My first exposure – no pun intended – to the work of humorist David Sedaris was more than a decade ago when I read Naked, a series of essays focused on the author’s early years and young adulthood. Although I’d originally purchased the book for a friend, once I realized how freaking funny it was, I promptly re-appropriated it.

(I justified this act, which in the days before political correctness we would have referred to as “Indian-giving,” by assuring myself that she didn’t appreciate it as much as I did. After all, if she had, she wouldn’t have let it out of her sight long enough for me to steal.)

Since that first reading, I have read, re-read and listened to just about everything Sedaris has ever published. From his early Holidays on Ice and Barrel Fever, to Me Talk Pretty One Day, Dress Your Family in Corduroy and Denim and, his most recent work, When You are Engulfed by Flames.

Perhaps my favorite, however, is an audio recording of a performance he did at Carnegie Hall called, appropriately, Live at Carnegie Hall. Without fail, every time I listen to it I laugh so hard that I cry, particularly during “Six to Eight Black Men,” where he discusses holiday traditions in the Netherlands.

Since I started working at the Evening Sun, however, one of the essays included on the CD gives me pause. It’s called “Repeat After Me.”

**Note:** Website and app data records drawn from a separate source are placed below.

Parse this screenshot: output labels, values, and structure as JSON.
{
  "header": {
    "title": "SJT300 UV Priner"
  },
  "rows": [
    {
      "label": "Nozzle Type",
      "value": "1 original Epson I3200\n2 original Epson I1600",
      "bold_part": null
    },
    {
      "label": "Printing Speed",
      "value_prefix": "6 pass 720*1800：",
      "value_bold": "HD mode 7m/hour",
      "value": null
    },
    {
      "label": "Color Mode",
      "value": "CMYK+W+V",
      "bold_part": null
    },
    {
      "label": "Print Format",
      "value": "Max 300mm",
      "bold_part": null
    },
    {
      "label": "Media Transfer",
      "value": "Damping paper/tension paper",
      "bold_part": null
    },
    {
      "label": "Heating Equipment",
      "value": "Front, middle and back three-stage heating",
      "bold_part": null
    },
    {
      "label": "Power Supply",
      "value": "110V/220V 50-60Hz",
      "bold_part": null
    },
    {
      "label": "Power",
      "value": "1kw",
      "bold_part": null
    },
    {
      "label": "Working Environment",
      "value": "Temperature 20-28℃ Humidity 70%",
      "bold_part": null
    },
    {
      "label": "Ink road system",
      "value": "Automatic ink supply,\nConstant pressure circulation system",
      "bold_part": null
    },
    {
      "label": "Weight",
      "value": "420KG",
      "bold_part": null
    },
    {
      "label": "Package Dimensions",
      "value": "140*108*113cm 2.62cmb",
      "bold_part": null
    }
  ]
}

In it, Sedaris talks about his sister’s reaction to the news that some of his work, in which she and his other family members feature prominently, may be made into a movie. The essay – in which he trains her parrot to say he is “so sorry” for using her life as source material – is in part an apology to her. And I think of it every time I write a blog or column where I dip into my own well of source material gathered from the exploits and  embarrassments of those nearest and dearest to me.

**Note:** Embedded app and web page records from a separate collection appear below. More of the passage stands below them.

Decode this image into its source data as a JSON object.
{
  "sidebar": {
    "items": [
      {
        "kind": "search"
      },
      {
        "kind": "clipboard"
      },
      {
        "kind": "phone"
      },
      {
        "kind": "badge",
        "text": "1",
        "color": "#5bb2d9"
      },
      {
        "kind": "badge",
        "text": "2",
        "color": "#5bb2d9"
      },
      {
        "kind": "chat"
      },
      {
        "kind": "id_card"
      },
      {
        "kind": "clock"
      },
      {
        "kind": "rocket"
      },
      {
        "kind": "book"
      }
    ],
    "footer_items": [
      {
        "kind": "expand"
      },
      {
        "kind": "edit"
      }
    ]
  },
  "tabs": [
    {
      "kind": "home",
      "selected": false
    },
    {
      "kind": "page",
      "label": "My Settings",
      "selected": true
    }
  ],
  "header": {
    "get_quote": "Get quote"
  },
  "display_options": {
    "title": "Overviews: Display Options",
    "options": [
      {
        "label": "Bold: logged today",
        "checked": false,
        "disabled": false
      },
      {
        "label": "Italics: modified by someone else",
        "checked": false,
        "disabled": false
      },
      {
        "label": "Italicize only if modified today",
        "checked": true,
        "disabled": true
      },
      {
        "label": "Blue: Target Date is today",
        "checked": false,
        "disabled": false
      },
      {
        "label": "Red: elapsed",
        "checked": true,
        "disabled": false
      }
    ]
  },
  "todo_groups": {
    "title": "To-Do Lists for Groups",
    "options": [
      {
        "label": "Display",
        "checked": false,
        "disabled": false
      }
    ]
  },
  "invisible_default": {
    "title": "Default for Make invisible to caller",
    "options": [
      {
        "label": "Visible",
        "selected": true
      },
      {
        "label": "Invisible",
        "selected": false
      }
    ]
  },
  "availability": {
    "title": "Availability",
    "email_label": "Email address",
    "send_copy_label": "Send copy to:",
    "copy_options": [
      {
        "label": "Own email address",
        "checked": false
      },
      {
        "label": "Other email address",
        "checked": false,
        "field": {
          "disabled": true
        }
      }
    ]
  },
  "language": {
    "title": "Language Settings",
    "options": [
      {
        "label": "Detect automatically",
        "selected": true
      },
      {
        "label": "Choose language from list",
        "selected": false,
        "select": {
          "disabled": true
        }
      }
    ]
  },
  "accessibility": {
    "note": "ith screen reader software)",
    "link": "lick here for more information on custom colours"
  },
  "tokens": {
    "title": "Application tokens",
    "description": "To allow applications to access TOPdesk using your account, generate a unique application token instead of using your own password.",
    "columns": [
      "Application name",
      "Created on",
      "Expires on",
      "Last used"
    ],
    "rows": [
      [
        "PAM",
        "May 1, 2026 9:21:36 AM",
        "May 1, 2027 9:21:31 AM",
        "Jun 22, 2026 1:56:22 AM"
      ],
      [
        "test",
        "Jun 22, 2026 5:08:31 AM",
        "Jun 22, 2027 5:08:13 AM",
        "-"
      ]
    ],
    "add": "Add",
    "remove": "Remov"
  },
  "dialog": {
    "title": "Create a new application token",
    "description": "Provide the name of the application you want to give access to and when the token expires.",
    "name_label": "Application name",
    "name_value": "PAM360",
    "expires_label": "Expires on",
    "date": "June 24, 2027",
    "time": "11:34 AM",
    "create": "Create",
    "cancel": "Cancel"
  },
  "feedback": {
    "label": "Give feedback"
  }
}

Which, lets face it, is every time I write a blog or column.

I’d be lying if I said there weren’t times when my friends and family members didn’t start, end or at some point interrupt a conversation by saying, “wait, are you going to write about this?” But for the most part, they are willing participants. So willing, in fact, that a few are actually disappointed if I spend time with them and don’t write about it.

The only real exception to that is my parents, who grew up in a time when privacy actually existed (read: pre-internet). When I told my father I would be writing a column, he didn’t congratulate me. Instead, he said, “You’re not going to write about your family, are you?”

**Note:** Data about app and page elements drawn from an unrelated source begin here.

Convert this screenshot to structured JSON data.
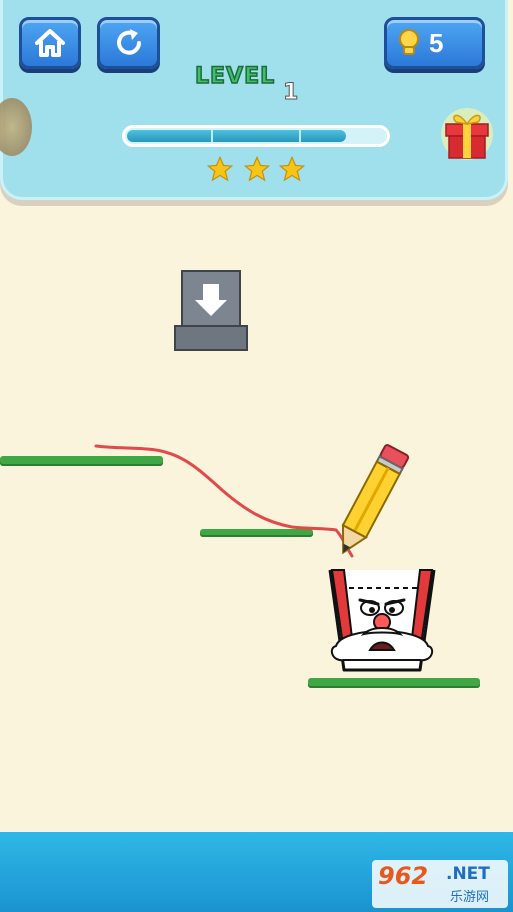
{
  "hud": {
    "level_label": "LEVEL",
    "level_number": "1",
    "hint_count": "5",
    "progress": 0.85,
    "stars": 3
  },
  "icons": {
    "home": "home-icon",
    "restart": "restart-icon",
    "hint": "lightbulb-icon",
    "gift": "gift-icon",
    "star": "star-icon",
    "spawner": "down-arrow-icon",
    "pencil": "pencil-icon",
    "cup": "cup-character"
  },
  "colors": {
    "panel": "#9fe0ec",
    "button": "#2b79d9",
    "platform": "#3fa845",
    "ink": "#e04a4a",
    "background": "#fbf4dd",
    "water": "#2fb8e6",
    "star": "#f5c518"
  },
  "watermark": {
    "main": "962",
    "net": ".NET",
    "sub": "乐游网"
  }
}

In an effort to avoid confrontation, I quickly answered no. Okay, it was a blatant lie. But I kept my fingers crossed.

He and my mom tend to take it in stride now, perhaps they have realized that resistance is futile. Or maybe it’s the fact that I ply them with wine and martinis before I start digging for the good stuff.

A lot of those I write about most don’t live around here. They feel like minor celebrities when they see their name (repeatedly) in print. When they haven’t gotten their fix in awhile, they start jumping up and down begging, “Blog about me, Blog about me!” (I keep telling Liz this is unbecoming, but she doesn’t listen to me.)

That’s why when someone asked me last week if my friends get upset when I blog about them, I had to laugh.

And then I felt compelled to write about it.